Thirty’s the new twenty. Just wanted to see it in words. Actually, I like and dislike this phrase. I like it because I can’t help but hear Jay-Z’s voice in his song “30 Something” :
“I use to wear my hoodie like that (like that)
pile deep in the hoopty like that (like that)
now I got black cards, good credit and such
bae boy, cause I’m all grown up”
I dislike it because I want to be recognized as 30, not 20. What a difference a decade makes! I like the 20-year-old Erin, with her goofy rap moves, skinny-dipping tendencies, and gator-hunting experience. She was ancy and restless, like a dog trying to drink life from a firehose, a goofy skinny-dipping hunter, sailing on the winds of her emotions. She’s still in there, but at 30 I realize the truth of “with age comes wisdom.” I am not so anxious to “make” my life happen, I am more anxious to keep my eyes open as it unfolds, trusting more in what is happening behind the scenes, than in what I can see or feel in this moment. I’m learning. I’m learning that I’m in the middle of a painful and beautiful process of losing me, and staying quiet and still enough to be guided by the Spirit. I’m realizing just how selfish and experience-driven I can be, how I can demand of others what is not theirs to give. I am learning to, in poet Mary Oliver’s words, “Love yourself. Then forget it. Then, love the world.” Oh, so slowly. Oh, so hard.

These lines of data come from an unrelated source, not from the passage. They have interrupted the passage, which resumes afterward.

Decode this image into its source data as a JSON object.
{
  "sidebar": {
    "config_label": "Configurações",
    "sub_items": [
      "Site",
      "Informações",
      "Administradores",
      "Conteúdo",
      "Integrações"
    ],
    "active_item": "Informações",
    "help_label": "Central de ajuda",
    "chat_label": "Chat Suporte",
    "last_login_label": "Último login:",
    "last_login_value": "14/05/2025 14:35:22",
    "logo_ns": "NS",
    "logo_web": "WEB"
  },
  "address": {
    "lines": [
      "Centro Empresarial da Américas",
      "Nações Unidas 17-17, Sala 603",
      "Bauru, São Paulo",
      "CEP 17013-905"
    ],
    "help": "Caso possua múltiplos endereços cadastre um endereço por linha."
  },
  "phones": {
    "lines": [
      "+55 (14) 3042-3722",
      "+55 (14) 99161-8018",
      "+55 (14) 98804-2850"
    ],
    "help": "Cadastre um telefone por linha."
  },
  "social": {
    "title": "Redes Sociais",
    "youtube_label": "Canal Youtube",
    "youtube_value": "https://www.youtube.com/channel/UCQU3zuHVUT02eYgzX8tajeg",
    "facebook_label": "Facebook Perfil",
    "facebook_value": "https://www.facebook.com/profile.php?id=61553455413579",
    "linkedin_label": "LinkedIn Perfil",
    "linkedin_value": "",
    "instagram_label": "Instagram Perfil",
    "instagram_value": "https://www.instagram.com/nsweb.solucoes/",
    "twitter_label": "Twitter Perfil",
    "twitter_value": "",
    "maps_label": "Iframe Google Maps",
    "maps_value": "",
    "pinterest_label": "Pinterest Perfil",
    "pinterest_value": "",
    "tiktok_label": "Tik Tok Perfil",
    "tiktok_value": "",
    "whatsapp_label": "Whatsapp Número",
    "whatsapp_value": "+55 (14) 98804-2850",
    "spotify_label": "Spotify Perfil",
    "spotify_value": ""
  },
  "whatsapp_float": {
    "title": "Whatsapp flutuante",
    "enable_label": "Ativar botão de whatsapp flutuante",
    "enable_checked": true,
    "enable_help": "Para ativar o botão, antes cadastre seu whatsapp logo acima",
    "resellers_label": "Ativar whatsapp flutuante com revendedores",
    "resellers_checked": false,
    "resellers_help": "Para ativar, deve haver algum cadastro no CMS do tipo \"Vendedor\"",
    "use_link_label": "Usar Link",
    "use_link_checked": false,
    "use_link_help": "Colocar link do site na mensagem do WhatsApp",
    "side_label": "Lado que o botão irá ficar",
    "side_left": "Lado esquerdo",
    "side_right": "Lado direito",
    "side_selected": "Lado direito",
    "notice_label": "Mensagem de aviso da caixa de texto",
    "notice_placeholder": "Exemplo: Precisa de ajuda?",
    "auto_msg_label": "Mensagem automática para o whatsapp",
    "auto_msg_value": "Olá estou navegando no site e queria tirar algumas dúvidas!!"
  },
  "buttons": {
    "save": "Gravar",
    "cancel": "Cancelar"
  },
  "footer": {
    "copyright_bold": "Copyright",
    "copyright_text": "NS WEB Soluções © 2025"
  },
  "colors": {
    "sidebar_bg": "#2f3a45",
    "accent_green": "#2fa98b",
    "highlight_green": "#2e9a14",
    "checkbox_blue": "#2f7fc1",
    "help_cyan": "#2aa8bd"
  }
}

So, I had this silly idea that I would wake up on the morning of my birthday and feel depressed. At twenty, my vistas for myself in ten years were incredible. I worried that I would wake up to: No man, no kids, no platinum records, no published books, I haven’t (yet) learned Spanish or the guitar fluently. I haven’t finished grad school, I haven’t attended classes at Oxford, etc. etc. but instead I woke up grateful. Thank you, Jesus, for my life! I have life!
The day continued in gratitude…I talked with friends on the phone near and far, an old friend from college I haven’t spoken to in years remembered it was my birthday, my roommate had given me a card written in beautiful words and balloons outside my door, etc. etc. and I’m not even on facebook! Heidi (my close friend) sent me a package, I recieved a birthday card from her mom and sister, and the newly married Kristian Campbell, who had her second wedding here in March, had hidden a very generous gift in my room. My friend Michelle had set me up with a facial at the very posh salon she works at. And then I got to sit on on a fiction workshop, drive down A1A, get a manicure and pedicure from Michelle herself, and then watch my worlds collide at DaDa’s, a really quirky restaurant in Delray Beach.
Friends, new and old, met me there, along with my brother and sister-in-law, who left their 3 kids with their friend Tina. (Thanks, Tina!) That was a gift in itself. My neighbors came, friends from FAU were there, girls from my Real Sex study, a old co-worker from my high school teaching days, Janny, came. The idea was to tell stories and sing songs and read poetry…an open mic night, if you will. Those things are my favorite, and I have so many talented friends. My roommate, Becca the amazing, played a song she wrote, “Grace,” and some Patty Griffin, my friend Grant also sang. Jill Bergkamp, my poet friend from FAU was there with her husband, Steve. Jill (pictured here…don’t kill me Jill, I think you look beautiful)
read a poem by Mary Oliver called “To Begin with, the Sweet Grass.” The poem made me cry (I hate crying in front of people!) but it was so beautiful I couldn’t help it. To me, this poem does to me what laughing with my neices, or singing along with Mumford & Sons, or climbing a mountain does.